# Aim of the task:
Restate the entries below verbatim.

# Input:
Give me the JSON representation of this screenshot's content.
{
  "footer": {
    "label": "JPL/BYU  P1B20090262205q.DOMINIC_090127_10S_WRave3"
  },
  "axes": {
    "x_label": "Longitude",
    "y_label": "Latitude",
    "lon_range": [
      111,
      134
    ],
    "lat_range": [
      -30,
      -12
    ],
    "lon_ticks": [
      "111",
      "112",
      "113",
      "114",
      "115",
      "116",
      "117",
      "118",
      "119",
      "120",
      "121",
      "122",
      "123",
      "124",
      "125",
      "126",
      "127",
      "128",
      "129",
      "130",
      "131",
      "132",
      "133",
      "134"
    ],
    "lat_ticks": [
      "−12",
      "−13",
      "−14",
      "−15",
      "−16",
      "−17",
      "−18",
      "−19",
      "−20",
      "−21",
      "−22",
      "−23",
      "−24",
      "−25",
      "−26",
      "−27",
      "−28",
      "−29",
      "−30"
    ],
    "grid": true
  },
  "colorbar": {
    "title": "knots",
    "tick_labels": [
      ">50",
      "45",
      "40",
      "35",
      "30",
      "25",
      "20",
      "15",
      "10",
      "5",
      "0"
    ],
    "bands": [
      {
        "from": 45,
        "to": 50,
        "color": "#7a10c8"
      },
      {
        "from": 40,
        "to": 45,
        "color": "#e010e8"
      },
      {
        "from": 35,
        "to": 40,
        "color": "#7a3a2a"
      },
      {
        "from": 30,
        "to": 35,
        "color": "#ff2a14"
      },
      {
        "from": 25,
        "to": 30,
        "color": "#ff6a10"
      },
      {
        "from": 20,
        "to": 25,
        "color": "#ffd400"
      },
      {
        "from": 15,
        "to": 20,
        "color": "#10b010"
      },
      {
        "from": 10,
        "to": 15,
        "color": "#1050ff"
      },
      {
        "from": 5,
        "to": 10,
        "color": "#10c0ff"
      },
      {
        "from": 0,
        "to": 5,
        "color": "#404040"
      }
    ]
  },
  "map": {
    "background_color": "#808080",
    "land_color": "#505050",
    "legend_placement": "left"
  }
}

# Answer below:
Give me the JSON representation of this screenshot's content.
{
  "footer": {
    "label": "JPL/BYU  P1B20090262205q.DOMINIC_090127_10S_WRave3"
  },
  "axes": {
    "x_label": "Longitude",
    "y_label": "Latitude",
    "lon_range": [
      111,
      134
    ],
    "lat_range": [
      -30,
      -12
    ],
    "lon_ticks": [
      "111",
      "112",
      "113",
      "114",
      "115",
      "116",
      "117",
      "118",
      "119",
      "120",
      "121",
      "122",
      "123",
      "124",
      "125",
      "126",
      "127",
      "128",
      "129",
      "130",
      "131",
      "132",
      "133",
      "134"
    ],
    "lat_ticks": [
      "−12",
      "−13",
      "−14",
      "−15",
      "−16",
      "−17",
      "−18",
      "−19",
      "−20",
      "−21",
      "−22",
      "−23",
      "−24",
      "−25",
      "−26",
      "−27",
      "−28",
      "−29",
      "−30"
    ],
    "grid": true
  },
  "colorbar": {
    "title": "knots",
    "tick_labels": [
      ">50",
      "45",
      "40",
      "35",
      "30",
      "25",
      "20",
      "15",
      "10",
      "5",
      "0"
    ],
    "bands": [
      {
        "from": 45,
        "to": 50,
        "color": "#7a10c8"
      },
      {
        "from": 40,
        "to": 45,
        "color": "#e010e8"
      },
      {
        "from": 35,
        "to": 40,
        "color": "#7a3a2a"
      },
      {
        "from": 30,
        "to": 35,
        "color": "#ff2a14"
      },
      {
        "from": 25,
        "to": 30,
        "color": "#ff6a10"
      },
      {
        "from": 20,
        "to": 25,
        "color": "#ffd400"
      },
      {
        "from": 15,
        "to": 20,
        "color": "#10b010"
      },
      {
        "from": 10,
        "to": 15,
        "color": "#1050ff"
      },
      {
        "from": 5,
        "to": 10,
        "color": "#10c0ff"
      },
      {
        "from": 0,
        "to": 5,
        "color": "#404040"
      }
    ]
  },
  "map": {
    "background_color": "#808080",
    "land_color": "#505050",
    "legend_placement": "left"
  }
}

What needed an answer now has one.